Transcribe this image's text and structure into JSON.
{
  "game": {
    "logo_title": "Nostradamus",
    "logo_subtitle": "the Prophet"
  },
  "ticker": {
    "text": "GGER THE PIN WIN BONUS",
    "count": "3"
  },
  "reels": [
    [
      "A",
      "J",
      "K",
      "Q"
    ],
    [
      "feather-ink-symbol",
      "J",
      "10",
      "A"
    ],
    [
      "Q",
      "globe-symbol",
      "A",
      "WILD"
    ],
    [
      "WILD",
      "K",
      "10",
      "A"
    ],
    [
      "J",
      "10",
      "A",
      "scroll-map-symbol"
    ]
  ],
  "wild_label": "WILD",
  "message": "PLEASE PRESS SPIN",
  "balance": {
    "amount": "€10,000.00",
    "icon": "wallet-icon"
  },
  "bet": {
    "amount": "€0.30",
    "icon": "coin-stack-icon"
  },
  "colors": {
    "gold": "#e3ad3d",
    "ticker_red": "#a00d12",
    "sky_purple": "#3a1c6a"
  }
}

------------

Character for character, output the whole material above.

(SOLUTION)
Transcribe this image's text and structure into JSON.
{
  "game": {
    "logo_title": "Nostradamus",
    "logo_subtitle": "the Prophet"
  },
  "ticker": {
    "text": "GGER THE PIN WIN BONUS",
    "count": "3"
  },
  "reels": [
    [
      "A",
      "J",
      "K",
      "Q"
    ],
    [
      "feather-ink-symbol",
      "J",
      "10",
      "A"
    ],
    [
      "Q",
      "globe-symbol",
      "A",
      "WILD"
    ],
    [
      "WILD",
      "K",
      "10",
      "A"
    ],
    [
      "J",
      "10",
      "A",
      "scroll-map-symbol"
    ]
  ],
  "wild_label": "WILD",
  "message": "PLEASE PRESS SPIN",
  "balance": {
    "amount": "€10,000.00",
    "icon": "wallet-icon"
  },
  "bet": {
    "amount": "€0.30",
    "icon": "coin-stack-icon"
  },
  "colors": {
    "gold": "#e3ad3d",
    "ticker_red": "#a00d12",
    "sky_purple": "#3a1c6a"
  }
}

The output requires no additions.